Two final ideas.  If you have the ability financially to go above and beyond, these last two creative ways could help take those relationships to the next level.  The first idea only works if you were able to find out something personal about the other person, like a book they are wanting to purchase and read in the next few months, or their favorite restaurant or snack.  Take that information and follow up with them by sending that favorite item, gift card, or experience in the mail.  How can you serve the junk out of those relationships is the question you need to be asking yourself.  This idea may be a little too far to fast, but that will be up for you to judge.  The second idea is if you connected with a handful of people that are close enough to where you live, invite all of them out for a drink, dessert or dinner, your treat, and build those relationships further outside of work.  I know these last ideas are taking it way beyond the initial contact, but they go a long way.  I didn’t end up doing these with the event I recently went to, but I did send a small book to a coworker of one of the carriers we use because it was one that I had and that I believed they would get a lot out of.  

The world is literally your oyster as it relates to this post-event time.  I also know that all of these tips have been about building community.  There are definitely other practical ones, but we can get into those another time.  For now, here is the last thought I want to leave you with, above all, these conferences and events are about planting seeds of relationships.  This is not necessarily the time to ask for the sale or even go deep.  Plant the seed, water it, and see how it grows.

Helpful Hints

Tips From A Newbie Conference Goer: How To Make The Most Of The Conference Overview

You know what problem I have realized?
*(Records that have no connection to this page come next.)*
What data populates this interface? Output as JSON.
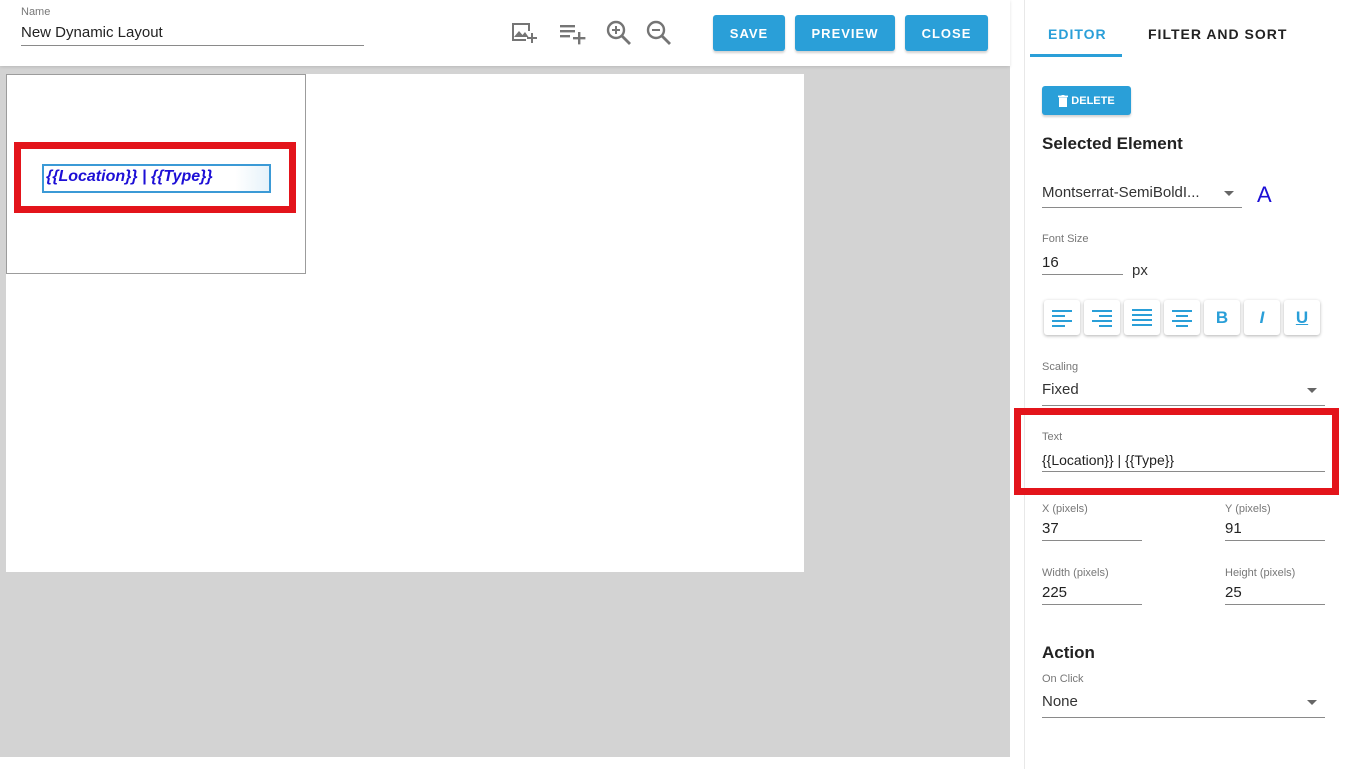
{
  "header": {
    "name_label": "Name",
    "name_value": "New Dynamic Layout",
    "icons": [
      "add-image-icon",
      "add-text-icon",
      "zoom-in-icon",
      "zoom-out-icon"
    ],
    "save_label": "SAVE",
    "preview_label": "PREVIEW",
    "close_label": "CLOSE"
  },
  "canvas": {
    "element_text": "{{Location}} | {{Type}}"
  },
  "panel": {
    "tabs": [
      {
        "label": "EDITOR",
        "active": true
      },
      {
        "label": "FILTER AND SORT",
        "active": false
      }
    ],
    "delete_label": "DELETE",
    "selected_element_title": "Selected Element",
    "font_family": "Montserrat-SemiBoldI...",
    "font_color_glyph": "A",
    "font_color": "#1d0fd6",
    "font_size_label": "Font Size",
    "font_size_value": "16",
    "font_size_unit": "px",
    "format_buttons": [
      "align-left-icon",
      "align-right-icon",
      "align-justify-icon",
      "align-center-icon",
      "bold-icon",
      "italic-icon",
      "underline-icon"
    ],
    "scaling_label": "Scaling",
    "scaling_value": "Fixed",
    "text_label": "Text",
    "text_value": "{{Location}} | {{Type}}",
    "x_label": "X (pixels)",
    "x_value": "37",
    "y_label": "Y (pixels)",
    "y_value": "91",
    "width_label": "Width (pixels)",
    "width_value": "225",
    "height_label": "Height (pixels)",
    "height_value": "25",
    "action_title": "Action",
    "on_click_label": "On Click",
    "on_click_value": "None"
  },
  "colors": {
    "accent": "#2a9fd8",
    "highlight": "#e3141b",
    "workarea": "#d3d3d3"
  }
}
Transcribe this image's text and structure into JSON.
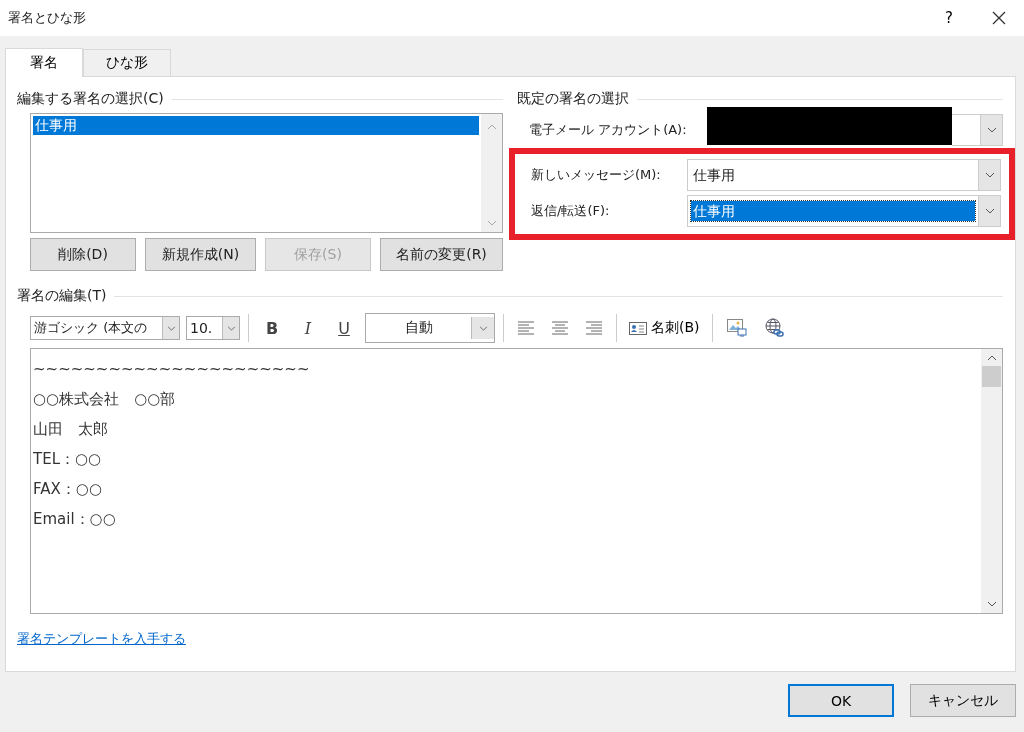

A lot of us suck at making the most of the conferences and events that we attend.  I recently went to my first conference this March and I realized after the event that the little prep-work I did wasn’t enough.  I had done some research and listened to a great podcast from Jayson Gaignard called “Community Made.” Episode 3 of Season 2: An Event Networking Guide had great content and info but I didn’t do a good enough of a job applying it.

Since I didn’t make the most of the conference, and I am sure many of us have found ourselves wondering if the money and time we spent going was worth it, I figured I would help us all.  Over the next few posts, I will put down some of the ideas and concepts that I have learned and experienced firsthand.  In the meantime, here is a general overview of what will be coming down the pipeline, and here is a video that lays it all out.


  • Find an attendees list, or hashtag to research, and pick 5-10 people you would like to meet.
    • Do research on the attendees and narrow the list to 3-5
    • Reach out to these individuals pre-conference and introduce yourself and create a no pressure invite to connect.
  • Plan out the morning of your conference
  • Do a mini work out
  • Leave with plenty of time to get there


  • Don’t follow your game plan so rigidly you walk around the conference looking like an idiot
  • Be prepared with questions to ask your list of folks or any of the other attendees.
  • Remember, everyone is a little nervous and no one is used to mingling in crowds this size
  • Be ready and willing to break the ice with folks
  • Have a handful of conversation enders in your back pocket.

Post Event:

  • Send brief email to everyone you grabbed a card from
  • Follow up on what you said you would follow up on
  • Follow up with those you ended up not meeting at the conference

Above all, this is about planting seeds of relationships.  This is not necessarily the time to ask for the sale or even go deep.  Plant the seed, water it, and see how it grows.